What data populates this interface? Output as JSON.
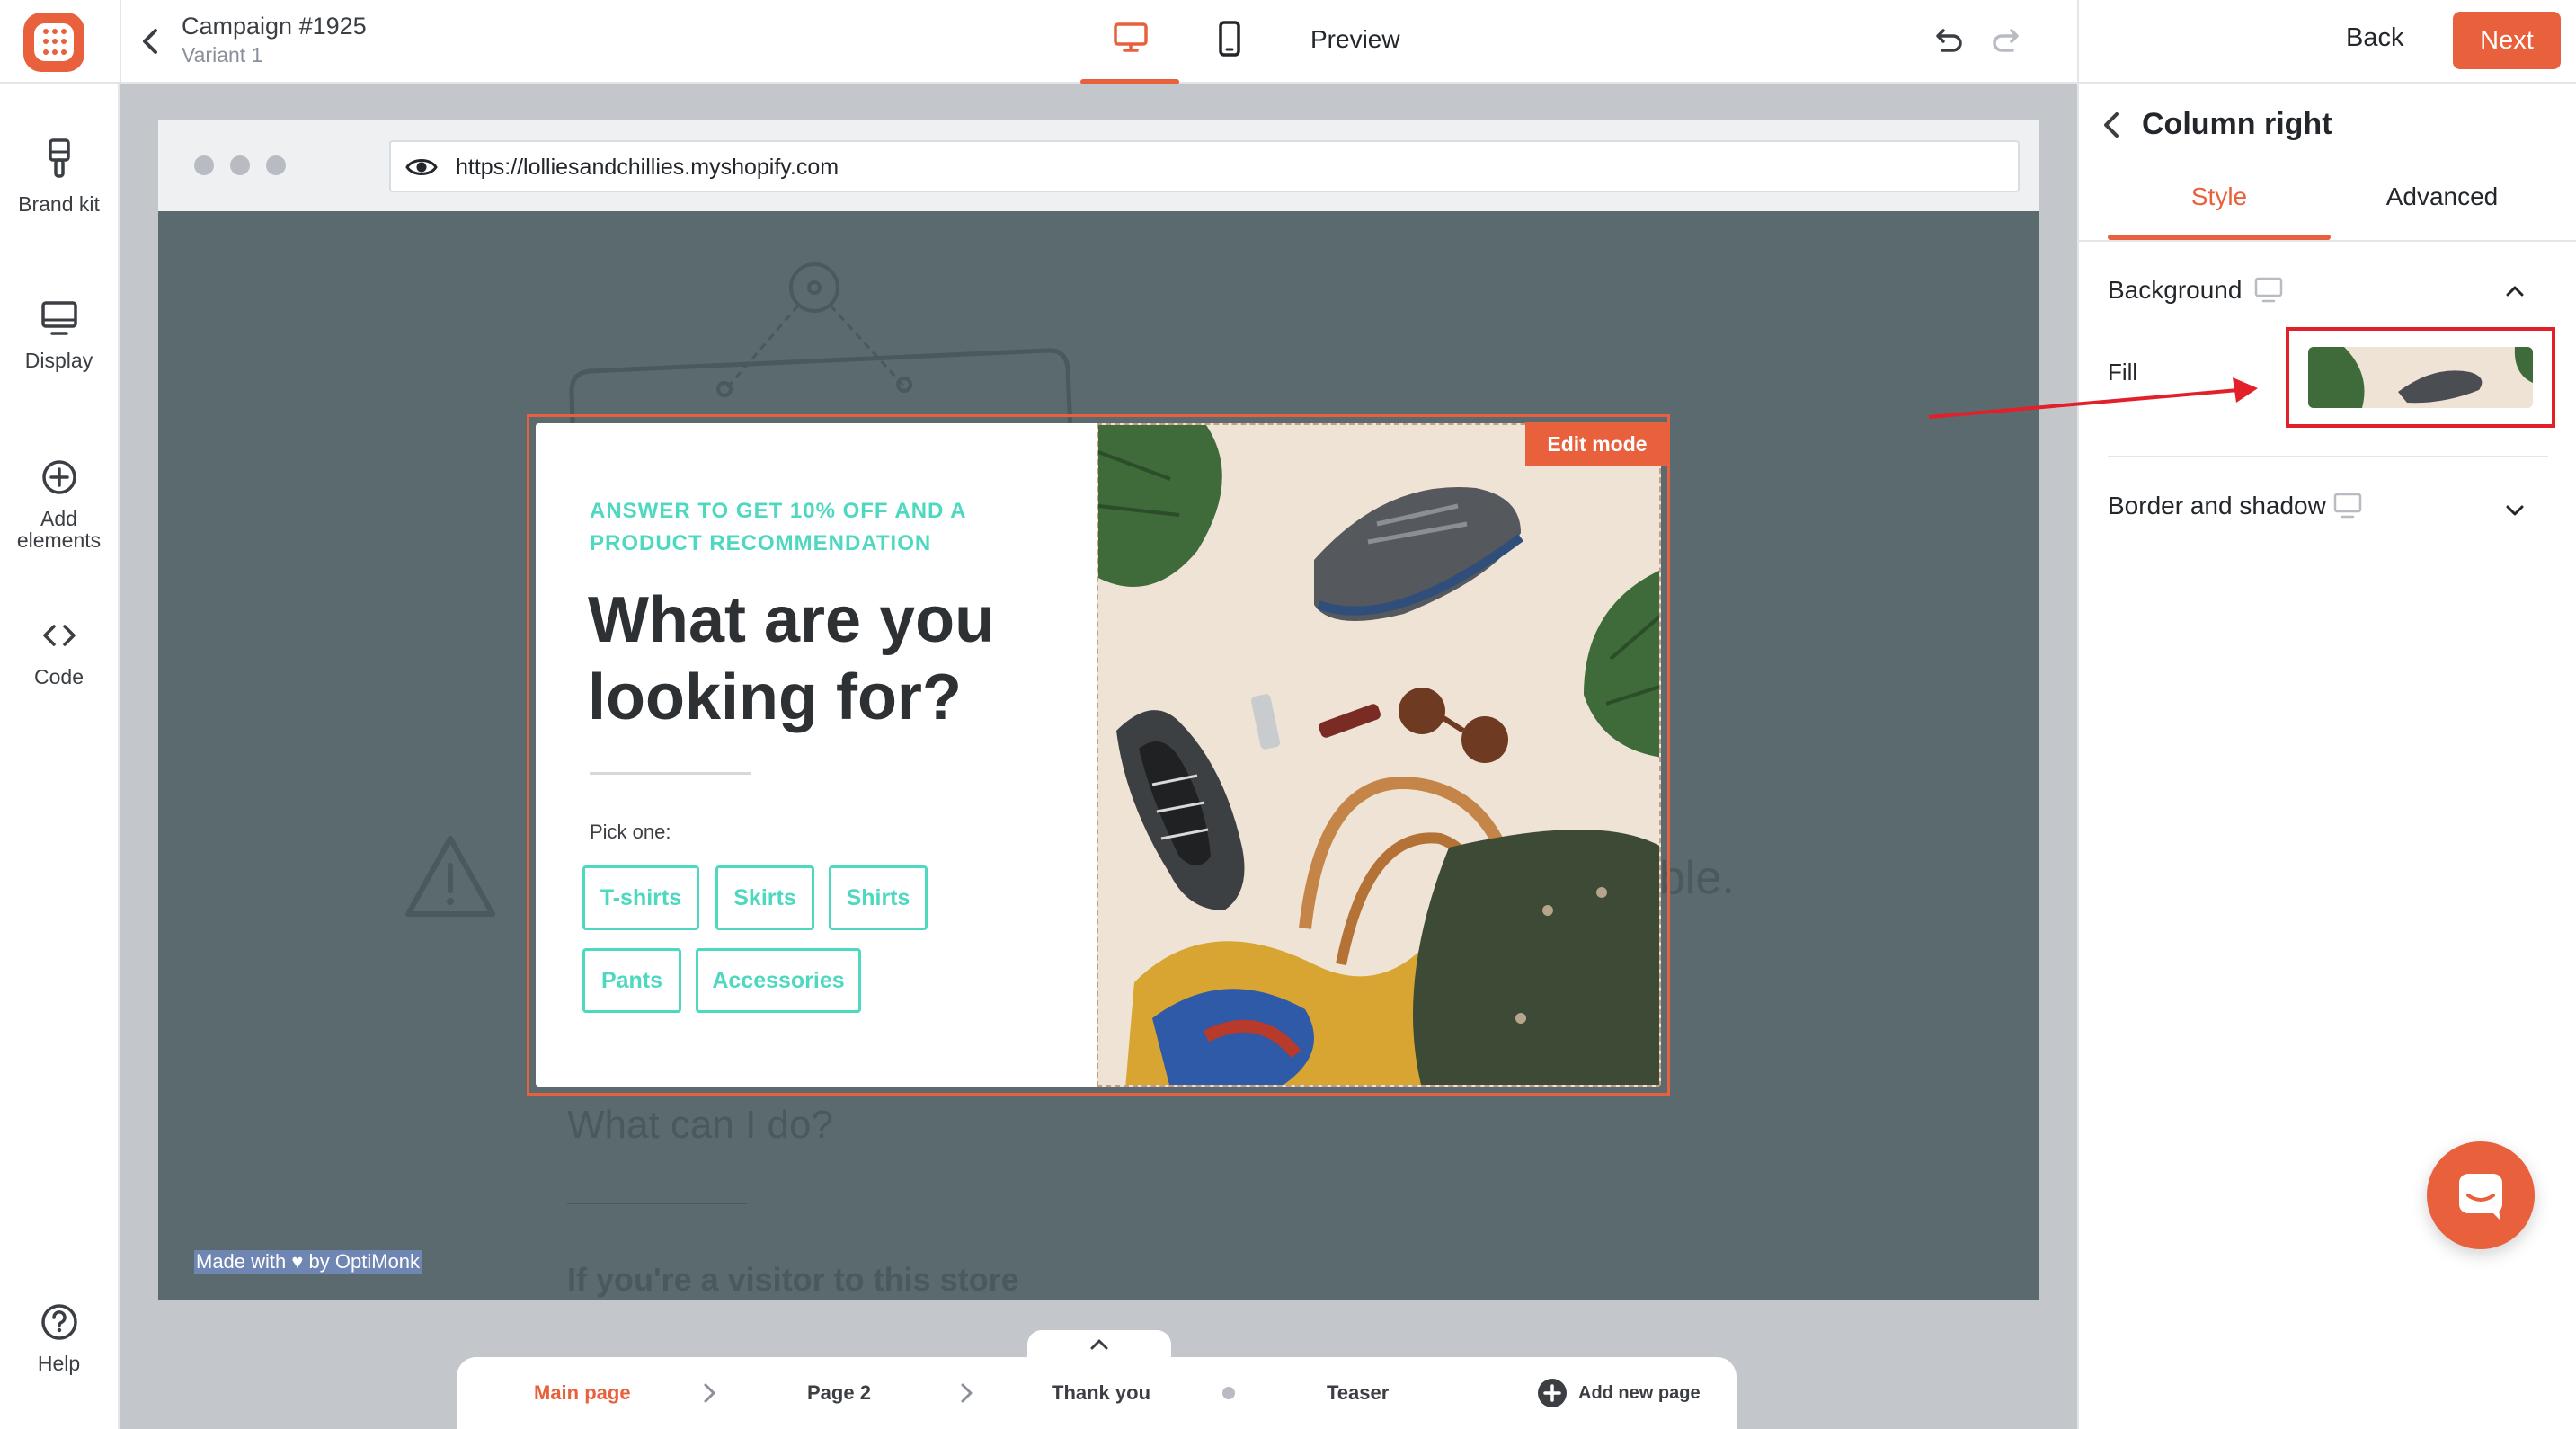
{
  "header": {
    "campaign_title": "Campaign #1925",
    "variant_label": "Variant 1",
    "preview_label": "Preview",
    "back_label": "Back",
    "next_label": "Next"
  },
  "sidebar": {
    "items": [
      {
        "label": "Brand kit",
        "icon": "paint-brush-icon"
      },
      {
        "label": "Display",
        "icon": "monitor-icon"
      },
      {
        "label": "Add elements",
        "icon": "plus-circle-icon"
      },
      {
        "label": "Code",
        "icon": "code-icon"
      }
    ],
    "help_label": "Help"
  },
  "browser": {
    "url": "https://lolliesandchillies.myshopify.com"
  },
  "background_site": {
    "line_1": "What can I do?",
    "line_2": "If you're a visitor to this store",
    "line_3": "ble.",
    "made_with": "Made with ♥ by OptiMonk"
  },
  "popup": {
    "eyebrow": "ANSWER TO GET 10% OFF AND A PRODUCT RECOMMENDATION",
    "headline": "What are you looking for?",
    "pick_label": "Pick one:",
    "options": [
      "T-shirts",
      "Skirts",
      "Shirts",
      "Pants",
      "Accessories"
    ],
    "edit_badge": "Edit mode"
  },
  "page_nav": {
    "pages": [
      "Main page",
      "Page 2",
      "Thank you",
      "Teaser"
    ],
    "add_page_label": "Add new page"
  },
  "panel": {
    "title": "Column right",
    "tabs": [
      "Style",
      "Advanced"
    ],
    "background_label": "Background",
    "fill_label": "Fill",
    "border_label": "Border and shadow"
  },
  "colors": {
    "accent": "#e8603c",
    "teal": "#4fd8c0",
    "highlight_red": "#e2202a"
  }
}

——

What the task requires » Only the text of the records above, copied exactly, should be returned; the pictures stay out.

Response to the exercise »
What data populates this interface? Output as JSON.
{
  "header": {
    "campaign_title": "Campaign #1925",
    "variant_label": "Variant 1",
    "preview_label": "Preview",
    "back_label": "Back",
    "next_label": "Next"
  },
  "sidebar": {
    "items": [
      {
        "label": "Brand kit",
        "icon": "paint-brush-icon"
      },
      {
        "label": "Display",
        "icon": "monitor-icon"
      },
      {
        "label": "Add elements",
        "icon": "plus-circle-icon"
      },
      {
        "label": "Code",
        "icon": "code-icon"
      }
    ],
    "help_label": "Help"
  },
  "browser": {
    "url": "https://lolliesandchillies.myshopify.com"
  },
  "background_site": {
    "line_1": "What can I do?",
    "line_2": "If you're a visitor to this store",
    "line_3": "ble.",
    "made_with": "Made with ♥ by OptiMonk"
  },
  "popup": {
    "eyebrow": "ANSWER TO GET 10% OFF AND A PRODUCT RECOMMENDATION",
    "headline": "What are you looking for?",
    "pick_label": "Pick one:",
    "options": [
      "T-shirts",
      "Skirts",
      "Shirts",
      "Pants",
      "Accessories"
    ],
    "edit_badge": "Edit mode"
  },
  "page_nav": {
    "pages": [
      "Main page",
      "Page 2",
      "Thank you",
      "Teaser"
    ],
    "add_page_label": "Add new page"
  },
  "panel": {
    "title": "Column right",
    "tabs": [
      "Style",
      "Advanced"
    ],
    "background_label": "Background",
    "fill_label": "Fill",
    "border_label": "Border and shadow"
  },
  "colors": {
    "accent": "#e8603c",
    "teal": "#4fd8c0",
    "highlight_red": "#e2202a"
  }
}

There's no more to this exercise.